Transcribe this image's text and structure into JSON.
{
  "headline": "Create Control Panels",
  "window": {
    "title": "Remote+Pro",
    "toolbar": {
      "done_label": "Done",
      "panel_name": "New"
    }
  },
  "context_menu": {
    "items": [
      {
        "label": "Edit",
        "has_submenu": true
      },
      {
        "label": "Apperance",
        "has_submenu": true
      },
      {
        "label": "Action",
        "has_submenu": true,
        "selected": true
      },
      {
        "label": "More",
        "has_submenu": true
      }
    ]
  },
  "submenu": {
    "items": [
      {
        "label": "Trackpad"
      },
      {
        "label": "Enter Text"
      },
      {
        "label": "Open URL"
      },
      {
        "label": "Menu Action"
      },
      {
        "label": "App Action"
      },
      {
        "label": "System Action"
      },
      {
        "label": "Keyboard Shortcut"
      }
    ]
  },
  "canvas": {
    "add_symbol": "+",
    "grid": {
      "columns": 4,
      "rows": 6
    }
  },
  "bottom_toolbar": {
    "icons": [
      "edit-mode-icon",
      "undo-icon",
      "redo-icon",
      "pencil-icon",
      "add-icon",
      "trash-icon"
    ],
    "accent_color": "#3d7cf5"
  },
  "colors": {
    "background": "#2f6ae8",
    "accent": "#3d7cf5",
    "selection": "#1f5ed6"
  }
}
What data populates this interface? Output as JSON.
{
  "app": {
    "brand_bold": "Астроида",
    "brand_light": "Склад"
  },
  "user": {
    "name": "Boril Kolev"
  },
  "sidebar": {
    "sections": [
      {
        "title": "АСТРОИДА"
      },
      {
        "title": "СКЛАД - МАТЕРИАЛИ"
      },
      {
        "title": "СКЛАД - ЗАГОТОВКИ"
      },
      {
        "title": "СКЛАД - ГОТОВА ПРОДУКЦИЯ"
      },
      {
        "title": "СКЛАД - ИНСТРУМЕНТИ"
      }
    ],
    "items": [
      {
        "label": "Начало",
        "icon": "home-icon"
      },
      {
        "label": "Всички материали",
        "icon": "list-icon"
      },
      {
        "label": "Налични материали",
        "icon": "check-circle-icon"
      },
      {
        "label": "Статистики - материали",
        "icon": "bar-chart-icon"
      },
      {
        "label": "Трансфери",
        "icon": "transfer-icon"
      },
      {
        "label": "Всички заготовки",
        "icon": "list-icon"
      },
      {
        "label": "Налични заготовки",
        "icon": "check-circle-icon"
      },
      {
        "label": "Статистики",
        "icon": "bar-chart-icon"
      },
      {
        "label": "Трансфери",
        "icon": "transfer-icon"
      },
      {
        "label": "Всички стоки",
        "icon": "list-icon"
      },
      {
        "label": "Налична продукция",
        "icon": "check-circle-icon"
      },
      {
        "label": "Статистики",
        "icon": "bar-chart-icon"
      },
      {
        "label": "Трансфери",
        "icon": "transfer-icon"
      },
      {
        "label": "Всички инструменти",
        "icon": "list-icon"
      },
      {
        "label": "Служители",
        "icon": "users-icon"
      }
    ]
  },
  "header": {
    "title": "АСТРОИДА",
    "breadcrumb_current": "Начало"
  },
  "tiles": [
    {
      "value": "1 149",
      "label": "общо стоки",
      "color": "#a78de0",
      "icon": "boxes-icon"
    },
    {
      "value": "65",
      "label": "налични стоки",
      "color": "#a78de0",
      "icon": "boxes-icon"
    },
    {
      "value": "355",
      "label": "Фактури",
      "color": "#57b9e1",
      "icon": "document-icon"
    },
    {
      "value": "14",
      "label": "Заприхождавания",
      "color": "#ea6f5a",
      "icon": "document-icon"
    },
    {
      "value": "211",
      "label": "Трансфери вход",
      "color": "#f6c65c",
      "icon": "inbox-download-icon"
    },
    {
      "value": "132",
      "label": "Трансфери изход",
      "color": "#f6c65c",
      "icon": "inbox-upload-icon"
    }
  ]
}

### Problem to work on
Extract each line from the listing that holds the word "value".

### Your solution
      "value": "1 149",
      "value": "65",
      "value": "355",
      "value": "14",
      "value": "211",
      "value": "132",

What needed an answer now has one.